Description of the task :: Repeat the following entries verbatim, apart from the pictures.

Supplied records ::
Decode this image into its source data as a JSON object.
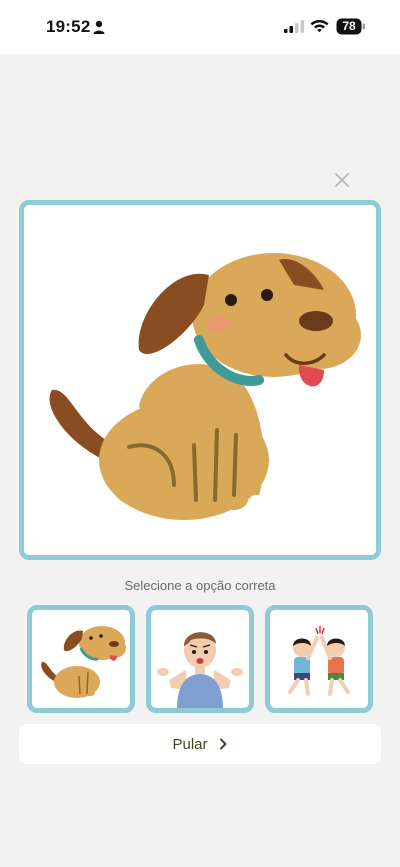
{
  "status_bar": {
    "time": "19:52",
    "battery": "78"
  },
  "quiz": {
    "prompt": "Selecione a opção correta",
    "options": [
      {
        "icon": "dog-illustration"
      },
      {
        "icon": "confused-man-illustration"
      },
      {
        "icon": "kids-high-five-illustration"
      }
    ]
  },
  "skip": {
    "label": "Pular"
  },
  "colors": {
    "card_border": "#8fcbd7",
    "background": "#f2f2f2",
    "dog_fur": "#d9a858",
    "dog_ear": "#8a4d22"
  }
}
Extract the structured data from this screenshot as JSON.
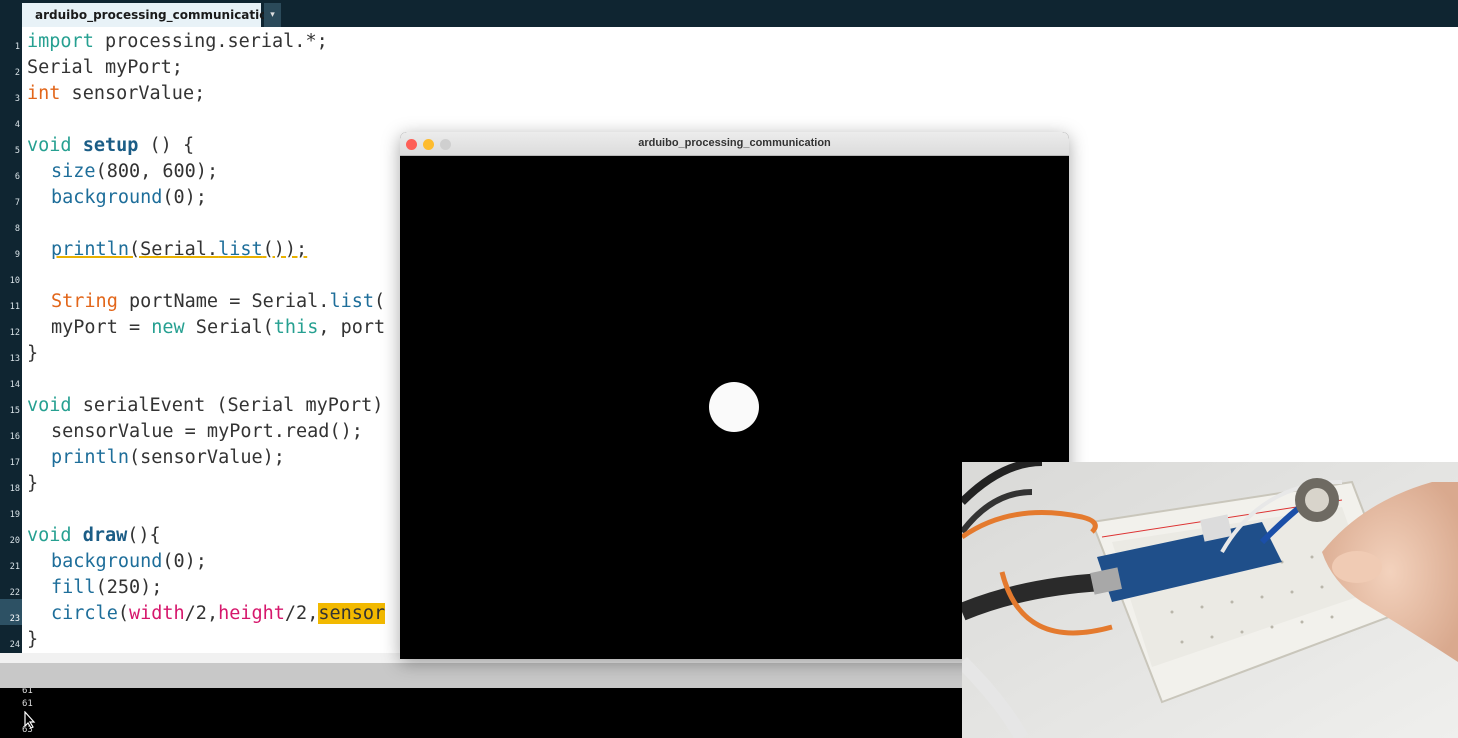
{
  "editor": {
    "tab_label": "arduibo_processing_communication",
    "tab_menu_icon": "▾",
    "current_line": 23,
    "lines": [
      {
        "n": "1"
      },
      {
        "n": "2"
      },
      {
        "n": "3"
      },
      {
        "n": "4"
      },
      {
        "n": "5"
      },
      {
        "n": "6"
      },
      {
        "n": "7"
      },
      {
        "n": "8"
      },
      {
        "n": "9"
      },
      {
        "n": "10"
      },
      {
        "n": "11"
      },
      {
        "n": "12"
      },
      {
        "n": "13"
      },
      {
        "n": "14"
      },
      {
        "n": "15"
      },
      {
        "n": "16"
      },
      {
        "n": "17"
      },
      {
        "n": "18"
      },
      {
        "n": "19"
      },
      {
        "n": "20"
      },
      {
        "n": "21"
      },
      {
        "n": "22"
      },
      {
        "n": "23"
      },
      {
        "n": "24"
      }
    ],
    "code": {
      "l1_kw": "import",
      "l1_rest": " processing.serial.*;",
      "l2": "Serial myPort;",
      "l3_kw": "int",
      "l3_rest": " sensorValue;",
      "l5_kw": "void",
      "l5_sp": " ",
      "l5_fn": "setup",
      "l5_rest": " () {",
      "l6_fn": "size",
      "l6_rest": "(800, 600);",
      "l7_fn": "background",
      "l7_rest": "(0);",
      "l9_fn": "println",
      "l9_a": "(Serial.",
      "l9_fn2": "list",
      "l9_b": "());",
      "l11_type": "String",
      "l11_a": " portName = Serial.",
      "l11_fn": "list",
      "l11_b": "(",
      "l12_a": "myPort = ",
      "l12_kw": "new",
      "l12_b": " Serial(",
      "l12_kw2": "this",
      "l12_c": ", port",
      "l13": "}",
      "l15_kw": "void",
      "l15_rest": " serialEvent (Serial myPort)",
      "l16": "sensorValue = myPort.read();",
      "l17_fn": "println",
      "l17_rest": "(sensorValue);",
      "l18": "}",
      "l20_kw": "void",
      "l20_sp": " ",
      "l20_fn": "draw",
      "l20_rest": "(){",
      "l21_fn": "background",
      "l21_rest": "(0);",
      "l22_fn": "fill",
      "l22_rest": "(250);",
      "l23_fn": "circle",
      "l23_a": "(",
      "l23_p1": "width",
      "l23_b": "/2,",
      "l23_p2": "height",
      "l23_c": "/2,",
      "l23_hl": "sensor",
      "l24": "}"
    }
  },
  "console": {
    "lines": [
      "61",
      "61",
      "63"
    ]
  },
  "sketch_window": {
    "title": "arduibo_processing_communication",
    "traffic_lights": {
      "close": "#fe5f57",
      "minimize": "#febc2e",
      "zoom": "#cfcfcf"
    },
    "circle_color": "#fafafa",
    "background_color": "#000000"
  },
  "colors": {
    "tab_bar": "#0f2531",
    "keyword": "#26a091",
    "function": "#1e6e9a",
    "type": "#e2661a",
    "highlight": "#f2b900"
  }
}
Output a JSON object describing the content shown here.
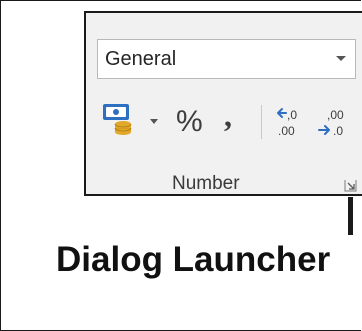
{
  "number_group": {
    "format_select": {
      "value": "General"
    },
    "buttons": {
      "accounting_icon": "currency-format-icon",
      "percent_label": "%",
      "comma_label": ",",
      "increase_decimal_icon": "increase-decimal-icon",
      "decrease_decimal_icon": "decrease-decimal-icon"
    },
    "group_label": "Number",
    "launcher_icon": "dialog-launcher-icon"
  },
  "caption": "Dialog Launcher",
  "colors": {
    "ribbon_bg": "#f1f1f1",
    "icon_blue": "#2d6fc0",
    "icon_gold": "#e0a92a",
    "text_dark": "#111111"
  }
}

Worked solution ::
Decode this image into its source data as a JSON object.
{
  "status_bar": {
    "time": "19:52",
    "battery": "78"
  },
  "quiz": {
    "prompt": "Selecione a opção correta",
    "options": [
      {
        "icon": "dog-illustration"
      },
      {
        "icon": "confused-man-illustration"
      },
      {
        "icon": "kids-high-five-illustration"
      }
    ]
  },
  "skip": {
    "label": "Pular"
  },
  "colors": {
    "card_border": "#8fcbd7",
    "background": "#f2f2f2",
    "dog_fur": "#d9a858",
    "dog_ear": "#8a4d22"
  }
}
Extract the structured data from this screenshot as JSON.
{
  "editor": {
    "tab_label": "arduibo_processing_communication",
    "tab_menu_icon": "▾",
    "current_line": 23,
    "lines": [
      {
        "n": "1"
      },
      {
        "n": "2"
      },
      {
        "n": "3"
      },
      {
        "n": "4"
      },
      {
        "n": "5"
      },
      {
        "n": "6"
      },
      {
        "n": "7"
      },
      {
        "n": "8"
      },
      {
        "n": "9"
      },
      {
        "n": "10"
      },
      {
        "n": "11"
      },
      {
        "n": "12"
      },
      {
        "n": "13"
      },
      {
        "n": "14"
      },
      {
        "n": "15"
      },
      {
        "n": "16"
      },
      {
        "n": "17"
      },
      {
        "n": "18"
      },
      {
        "n": "19"
      },
      {
        "n": "20"
      },
      {
        "n": "21"
      },
      {
        "n": "22"
      },
      {
        "n": "23"
      },
      {
        "n": "24"
      }
    ],
    "code": {
      "l1_kw": "import",
      "l1_rest": " processing.serial.*;",
      "l2": "Serial myPort;",
      "l3_kw": "int",
      "l3_rest": " sensorValue;",
      "l5_kw": "void",
      "l5_sp": " ",
      "l5_fn": "setup",
      "l5_rest": " () {",
      "l6_fn": "size",
      "l6_rest": "(800, 600);",
      "l7_fn": "background",
      "l7_rest": "(0);",
      "l9_fn": "println",
      "l9_a": "(Serial.",
      "l9_fn2": "list",
      "l9_b": "());",
      "l11_type": "String",
      "l11_a": " portName = Serial.",
      "l11_fn": "list",
      "l11_b": "(",
      "l12_a": "myPort = ",
      "l12_kw": "new",
      "l12_b": " Serial(",
      "l12_kw2": "this",
      "l12_c": ", port",
      "l13": "}",
      "l15_kw": "void",
      "l15_rest": " serialEvent (Serial myPort)",
      "l16": "sensorValue = myPort.read();",
      "l17_fn": "println",
      "l17_rest": "(sensorValue);",
      "l18": "}",
      "l20_kw": "void",
      "l20_sp": " ",
      "l20_fn": "draw",
      "l20_rest": "(){",
      "l21_fn": "background",
      "l21_rest": "(0);",
      "l22_fn": "fill",
      "l22_rest": "(250);",
      "l23_fn": "circle",
      "l23_a": "(",
      "l23_p1": "width",
      "l23_b": "/2,",
      "l23_p2": "height",
      "l23_c": "/2,",
      "l23_hl": "sensor",
      "l24": "}"
    }
  },
  "console": {
    "lines": [
      "61",
      "61",
      "63"
    ]
  },
  "sketch_window": {
    "title": "arduibo_processing_communication",
    "traffic_lights": {
      "close": "#fe5f57",
      "minimize": "#febc2e",
      "zoom": "#cfcfcf"
    },
    "circle_color": "#fafafa",
    "background_color": "#000000"
  },
  "colors": {
    "tab_bar": "#0f2531",
    "keyword": "#26a091",
    "function": "#1e6e9a",
    "type": "#e2661a",
    "highlight": "#f2b900"
  }
}
Output a JSON object describing the content shown here.
{
  "number_group": {
    "format_select": {
      "value": "General"
    },
    "buttons": {
      "accounting_icon": "currency-format-icon",
      "percent_label": "%",
      "comma_label": ",",
      "increase_decimal_icon": "increase-decimal-icon",
      "decrease_decimal_icon": "decrease-decimal-icon"
    },
    "group_label": "Number",
    "launcher_icon": "dialog-launcher-icon"
  },
  "caption": "Dialog Launcher",
  "colors": {
    "ribbon_bg": "#f1f1f1",
    "icon_blue": "#2d6fc0",
    "icon_gold": "#e0a92a",
    "text_dark": "#111111"
  }
}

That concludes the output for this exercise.